The dealership likes to hire former military members because most of them follow a process well, says Jim White, 49, general manager and partner at Phil Long Ford of Chapel Hills.
The military accounts for a large part of Colorado Springs' economy. The city, Colorado's second-most populous behind Denver, has three military bases and the U.S. Air Force Academy.
"It is ripe ground for us to pick future employees from," White says.
But former military personnel come from other areas, too.
"I just hired a gal who recently retired from military from back East," White says. "She has a terrific attitude and will do well given the [military] structure."
Many dealers rely on internal referrals to hire employees, and pay current employees for references that lead to hires.
Sunrise's Kurtz and Garber pay $100 to an employee who refers a hire. If that hire lasts 60 days, they pay the employee another $100, Kurtz says. After six months, the referring employee gets $200 more, Kurtz says.
Warren Henry Auto Group also pays employees for referrals of people for hire, says Larry Zinn, 27, general manager of Warren Henry Auto Group in Miami. The company owns Land Rover South Dade, Warren Henry Infiniti, Warren Henry Jaguar and Warren Henry Volvo, all of which are on this list of the 100 Best Dealerships To Work For. Warren Henry Auto Group also owns Land Rover North Dade and Lamborghini of Palm Beach.
Zinn says, "We have also had a great deal of success advertising a sales position on Craigslist and mentioning, 'No sales or automotive experience preferred.'"
Advertising on Craigslist for employees seems to attract younger people open to doing any job in a dealership, Zinn says.
"I prefer to hire people without automotive experience because they don't bring with them any bad habits," he says.
Zinn has hired five salespeople using Craigslist since starting advertising there within the past year. All five now work at Warren Henry Infiniti.
Trainer Sullivan endorses searching outside the industry for talent.
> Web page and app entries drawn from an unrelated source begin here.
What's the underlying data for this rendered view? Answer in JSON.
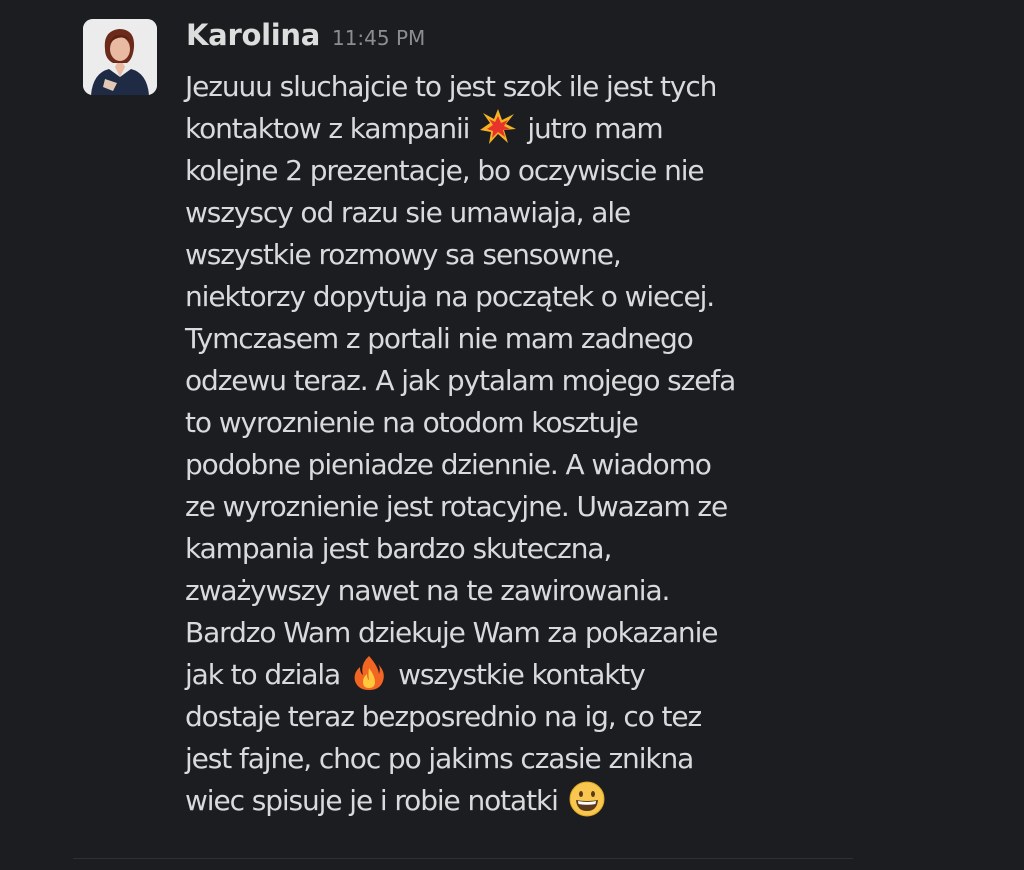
{
  "message": {
    "author": "Karolina",
    "time": "11:45 PM",
    "lines": [
      "Jezuuu sluchajcie to jest szok ile jest tych",
      [
        "kontaktow z kampanii",
        "jutro mam"
      ],
      "kolejne 2 prezentacje, bo oczywiscie nie",
      "wszyscy od razu sie umawiaja, ale",
      "wszystkie rozmowy sa sensowne,",
      "niektorzy dopytuja na początek o wiecej.",
      "Tymczasem z portali nie mam zadnego",
      "odzewu teraz. A jak pytalam mojego szefa",
      "to wyroznienie na otodom kosztuje",
      "podobne pieniadze dziennie. A wiadomo",
      "ze wyroznienie jest rotacyjne. Uwazam ze",
      "kampania jest bardzo skuteczna,",
      "zważywszy nawet na te zawirowania.",
      "Bardzo Wam dziekuje Wam za pokazanie",
      [
        "jak to dziala",
        "wszystkie kontakty"
      ],
      "dostaje teraz bezposrednio na ig, co tez",
      "jest fajne, choc po jakims czasie znikna",
      [
        "wiec spisuje je i robie notatki",
        ""
      ]
    ],
    "emojis": [
      "collision-emoji",
      "fire-emoji",
      "grinning-face-emoji"
    ]
  }
}
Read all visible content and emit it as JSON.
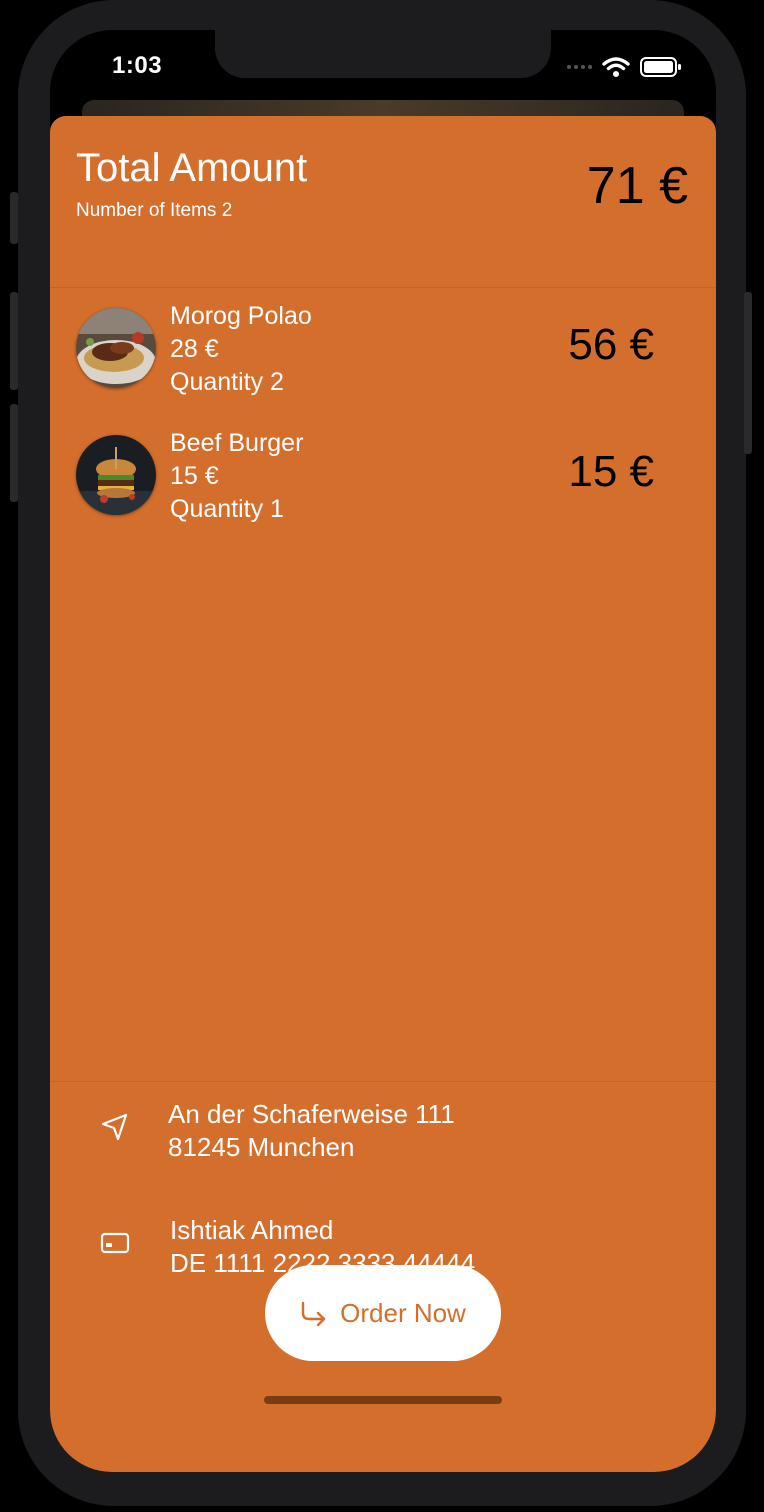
{
  "status_bar": {
    "time": "1:03"
  },
  "header": {
    "title": "Total Amount",
    "items_count": "Number of Items 2",
    "total": "71 €"
  },
  "cart_items": [
    {
      "name": "Morog Polao",
      "unit_price": "28 €",
      "quantity": "Quantity 2",
      "line_total": "56 €",
      "image": "rice-dish-photo"
    },
    {
      "name": "Beef Burger",
      "unit_price": "15 €",
      "quantity": "Quantity 1",
      "line_total": "15 €",
      "image": "burger-photo"
    }
  ],
  "address": {
    "icon": "navigation-arrow-icon",
    "line1": "An der Schaferweise 111",
    "line2": "81245 Munchen"
  },
  "payment": {
    "icon": "credit-card-icon",
    "name": "Ishtiak Ahmed",
    "iban": "DE 1111 2222 3333 44444"
  },
  "order_button": {
    "label": "Order Now",
    "icon": "redo-arrow-icon"
  },
  "colors": {
    "accent": "#d46e2c",
    "background": "#000000",
    "button": "#ffffff"
  }
}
The Internet has changed car shopping so dramatically that the "old plaid jacket" salesman is no longer qualified to deal with the new kind of buyer, she says.
"Shoe salespeople are great candidates and so are jewelry salespeople," Sullivan says. "I'd love to hire people who sell mortgages or who do phone work. Telemarketers are good because they're fearless."
It's that belief in the potential of people with no automotive background that keeps Kurtz going to community events, job fairs and mystery shopping around town and at cellphone stores for potential hires.
"We don't do traditional advertising for help," Kurtz says. "Our philosophy is we don't really like to hire anyone who has experience. We like to teach and train the values and ethics ourselves."